►
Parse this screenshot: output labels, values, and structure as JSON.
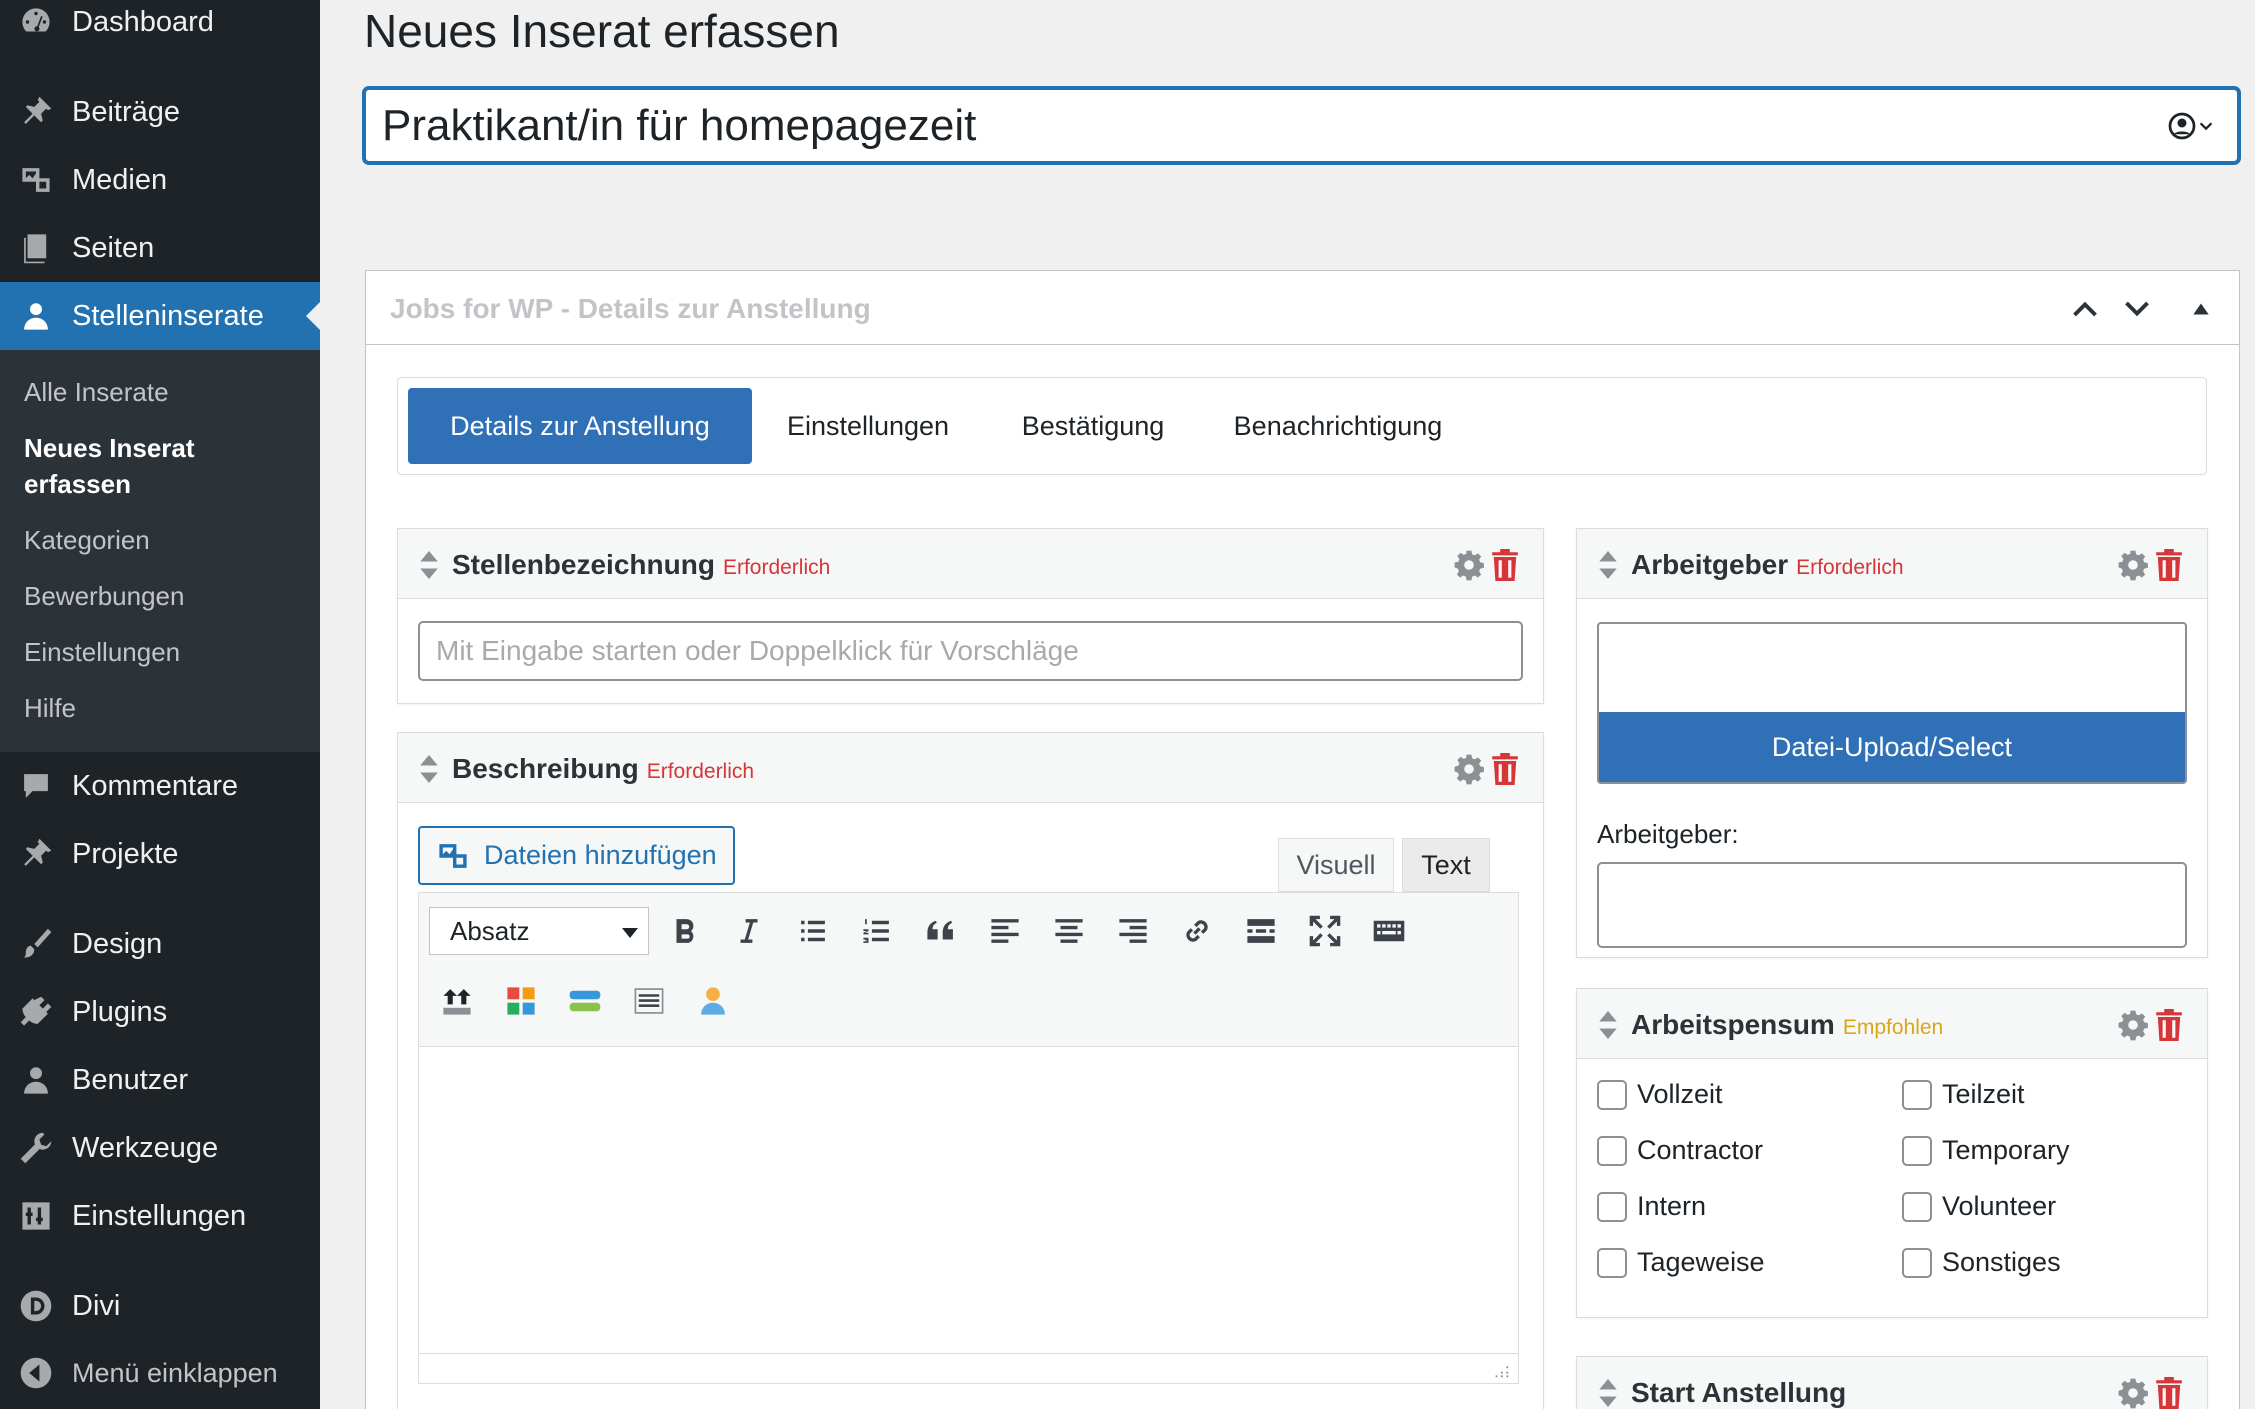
{
  "sidebar": {
    "items": [
      {
        "label": "Dashboard",
        "icon": "dashboard-icon"
      },
      {
        "label": "Beiträge",
        "icon": "pin-icon"
      },
      {
        "label": "Medien",
        "icon": "media-icon"
      },
      {
        "label": "Seiten",
        "icon": "pages-icon"
      },
      {
        "label": "Stelleninserate",
        "icon": "user-icon"
      },
      {
        "label": "Kommentare",
        "icon": "comment-icon"
      },
      {
        "label": "Projekte",
        "icon": "pin-icon"
      },
      {
        "label": "Design",
        "icon": "brush-icon"
      },
      {
        "label": "Plugins",
        "icon": "plugin-icon"
      },
      {
        "label": "Benutzer",
        "icon": "users-icon"
      },
      {
        "label": "Werkzeuge",
        "icon": "wrench-icon"
      },
      {
        "label": "Einstellungen",
        "icon": "settings-icon"
      },
      {
        "label": "Divi",
        "icon": "divi-icon"
      },
      {
        "label": "Menü einklappen",
        "icon": "collapse-icon"
      }
    ],
    "submenu": [
      {
        "label": "Alle Inserate"
      },
      {
        "label": "Neues Inserat erfassen"
      },
      {
        "label": "Kategorien"
      },
      {
        "label": "Bewerbungen"
      },
      {
        "label": "Einstellungen"
      },
      {
        "label": "Hilfe"
      }
    ]
  },
  "page": {
    "title": "Neues Inserat erfassen",
    "post_title_value": "Praktikant/in für homepagezeit"
  },
  "postbox": {
    "title": "Jobs for WP - Details zur Anstellung",
    "tabs": [
      {
        "label": "Details zur Anstellung"
      },
      {
        "label": "Einstellungen"
      },
      {
        "label": "Bestätigung"
      },
      {
        "label": "Benachrichtigung"
      }
    ]
  },
  "fields": {
    "stellenbezeichnung": {
      "title": "Stellenbezeichnung",
      "badge": "Erforderlich",
      "placeholder": "Mit Eingabe starten oder Doppelklick für Vorschläge"
    },
    "beschreibung": {
      "title": "Beschreibung",
      "badge": "Erforderlich",
      "add_media": "Dateien hinzufügen",
      "tab_visual": "Visuell",
      "tab_text": "Text",
      "format": "Absatz"
    },
    "arbeitgeber": {
      "title": "Arbeitgeber",
      "badge": "Erforderlich",
      "upload_label": "Datei-Upload/Select",
      "employer_label": "Arbeitgeber:"
    },
    "arbeitspensum": {
      "title": "Arbeitspensum",
      "badge": "Empfohlen",
      "options": [
        "Vollzeit",
        "Teilzeit",
        "Contractor",
        "Temporary",
        "Intern",
        "Volunteer",
        "Tageweise",
        "Sonstiges"
      ]
    },
    "start": {
      "title": "Start Anstellung"
    }
  },
  "colors": {
    "sidebar_bg": "#1d2327",
    "accent": "#2271b1",
    "required": "#d63638",
    "recommended": "#dba617",
    "trash": "#d63638"
  }
}
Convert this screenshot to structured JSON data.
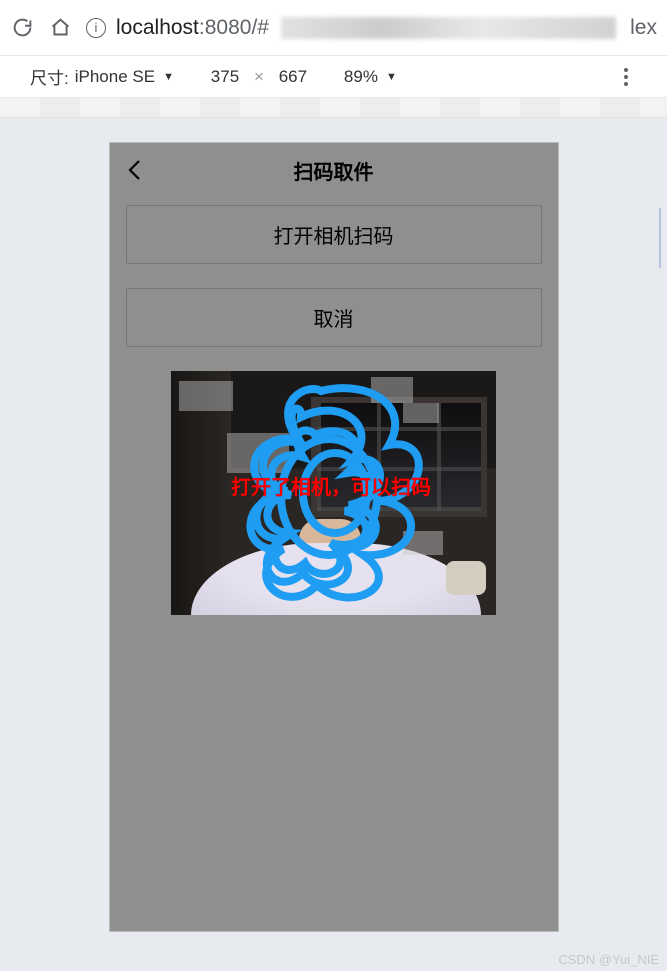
{
  "browser": {
    "url_host": "localhost",
    "url_port": ":8080/#",
    "url_suffix": "lex"
  },
  "device_bar": {
    "size_label": "尺寸:",
    "device_name": "iPhone SE",
    "width": "375",
    "height": "667",
    "separator": "×",
    "zoom": "89%"
  },
  "app": {
    "title": "扫码取件",
    "open_camera_label": "打开相机扫码",
    "cancel_label": "取消",
    "overlay_text": "打开了相机，可以扫码"
  },
  "watermark": "CSDN @Yui_NIE"
}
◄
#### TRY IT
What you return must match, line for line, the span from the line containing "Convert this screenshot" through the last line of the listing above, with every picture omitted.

#### ANSWER TO THIS EXERCISE
Convert this screenshot to structured JSON data.
{
  "browser": {
    "url_host": "localhost",
    "url_port": ":8080/#",
    "url_suffix": "lex"
  },
  "device_bar": {
    "size_label": "尺寸:",
    "device_name": "iPhone SE",
    "width": "375",
    "height": "667",
    "separator": "×",
    "zoom": "89%"
  },
  "app": {
    "title": "扫码取件",
    "open_camera_label": "打开相机扫码",
    "cancel_label": "取消",
    "overlay_text": "打开了相机，可以扫码"
  },
  "watermark": "CSDN @Yui_NIE"
}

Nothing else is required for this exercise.